|Source of N. Korea's Lifeblood|
For example, the government acknowledges that "Oil is the lifeblood of the American economy" (Export.gov, U.S. Department of Energy).
That is why, on this date in 2009, I pointed out: The Fleets & Terrorism Follow The Oil., and why today's post is in the series it is in (The Peak Of The Oil Wars, 2, 3, 4, 5, 6, 7, 8, 9, 10, 11, 12).
Both WWI and WWII were concerned at their core with oil related problems between nations, initiated by the U.S. embargo of oil (Wikipedia, United States freezes Japanese assets, How U.S. Economic Warfare Provoked Japan’s Attack on Pearl Harbor).
There is news being reported that reminds us of a quote about history: "History repeats itself, and that's one of the things that's wrong with history." - Clarence Darrow
That news concerns a statement made at the U.N. recently by the U.S. Ambassador, which was aimed at China and N. Korea:
"Donald Trump called Chinese President Xi Jinping on Wednesday morning to tell him the time has come for China to cut off crude oil supplies to North Korea.(Nikki Haley to China: Cut off oil to North Korea, emphasis added). The only way that can be done is to shut down a pipeline and/or do a blockade of N. Korea's port:

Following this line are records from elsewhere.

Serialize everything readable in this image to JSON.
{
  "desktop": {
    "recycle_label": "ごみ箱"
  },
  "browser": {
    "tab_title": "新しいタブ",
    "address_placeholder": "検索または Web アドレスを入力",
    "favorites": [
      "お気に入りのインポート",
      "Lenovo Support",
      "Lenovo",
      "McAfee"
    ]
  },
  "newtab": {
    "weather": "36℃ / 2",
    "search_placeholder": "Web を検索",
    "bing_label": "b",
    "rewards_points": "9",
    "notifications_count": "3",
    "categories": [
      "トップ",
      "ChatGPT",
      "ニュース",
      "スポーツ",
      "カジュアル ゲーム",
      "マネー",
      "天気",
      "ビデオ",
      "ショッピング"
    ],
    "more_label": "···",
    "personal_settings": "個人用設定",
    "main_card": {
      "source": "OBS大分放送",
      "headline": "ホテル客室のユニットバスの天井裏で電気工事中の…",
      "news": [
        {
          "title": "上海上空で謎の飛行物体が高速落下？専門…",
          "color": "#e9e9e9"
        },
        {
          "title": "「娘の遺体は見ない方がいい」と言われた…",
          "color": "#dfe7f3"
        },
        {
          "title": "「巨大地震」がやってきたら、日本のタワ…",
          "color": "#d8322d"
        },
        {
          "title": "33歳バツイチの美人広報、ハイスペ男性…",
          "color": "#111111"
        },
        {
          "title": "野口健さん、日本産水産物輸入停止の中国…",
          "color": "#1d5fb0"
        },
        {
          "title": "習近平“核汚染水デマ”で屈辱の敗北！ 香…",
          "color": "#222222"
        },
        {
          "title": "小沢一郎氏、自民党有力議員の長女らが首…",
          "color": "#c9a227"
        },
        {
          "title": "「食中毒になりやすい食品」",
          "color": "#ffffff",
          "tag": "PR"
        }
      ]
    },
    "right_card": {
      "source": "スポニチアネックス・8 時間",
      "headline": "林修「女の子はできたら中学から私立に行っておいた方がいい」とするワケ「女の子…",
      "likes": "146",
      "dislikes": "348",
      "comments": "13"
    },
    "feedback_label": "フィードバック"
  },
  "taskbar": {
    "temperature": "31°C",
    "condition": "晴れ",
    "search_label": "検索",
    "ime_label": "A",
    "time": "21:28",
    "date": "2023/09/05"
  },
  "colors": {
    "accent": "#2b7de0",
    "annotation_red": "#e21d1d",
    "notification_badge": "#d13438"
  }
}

'We now turn to President Xi to also take that stand. We believe he has an opportunity to do the right thing for the benefit of all countries. China must show leadership and follow through. China can do this on its own, or we can take the oil situation into our own hands,' she said. It was not immediately clear what actions the United States would take, but the Treasury Department has developed sophisticated sanctions over the last decade. Those sanctions, leveraging the economic heft of the United States, can be used to lock companies out of the global financial market.
China announced in September it would reduce shipments of refined petroleum products to North Korea to 2 million barrels per year. Last year, China sent 6,000 barrels of oil products per day to North Korea necessary to keep its agriculture, transportation and military sectors running, according to the U.S. Energy Administration."
"For decades, the Chinese oil giant has sent small cargoes of jet fuel, diesel and gasoline from two large refineries in the northeastern city of Dalian and other nearby plants across the Yellow Sea to North Korea’s western port of Nampo, five sources familiar with the business told Reuters. Nampo serves North Korea’s capital, Pyongyang.(How North Korea gets its oil from China, emphasis added). Whether that is done by China or the U.S., it would be an act of war because the nation's "lifeblood" would be cut off, and the nation would die economically.
CNPC also controls the export of crude oil to North Korea, an aid program that began about 40 years ago. The sources said the crude is transported through an ageing pipeline that runs from the border town of Dandong to feed North Korea’s single operational oil refinery, the Ponghwa Chemical factory in Sinuiju on the other side of the Yalu river, which splits the two nations."
With N.Korea having nothing to lose, then, war can be reasonably expected as a result.
The previous post in this series is here.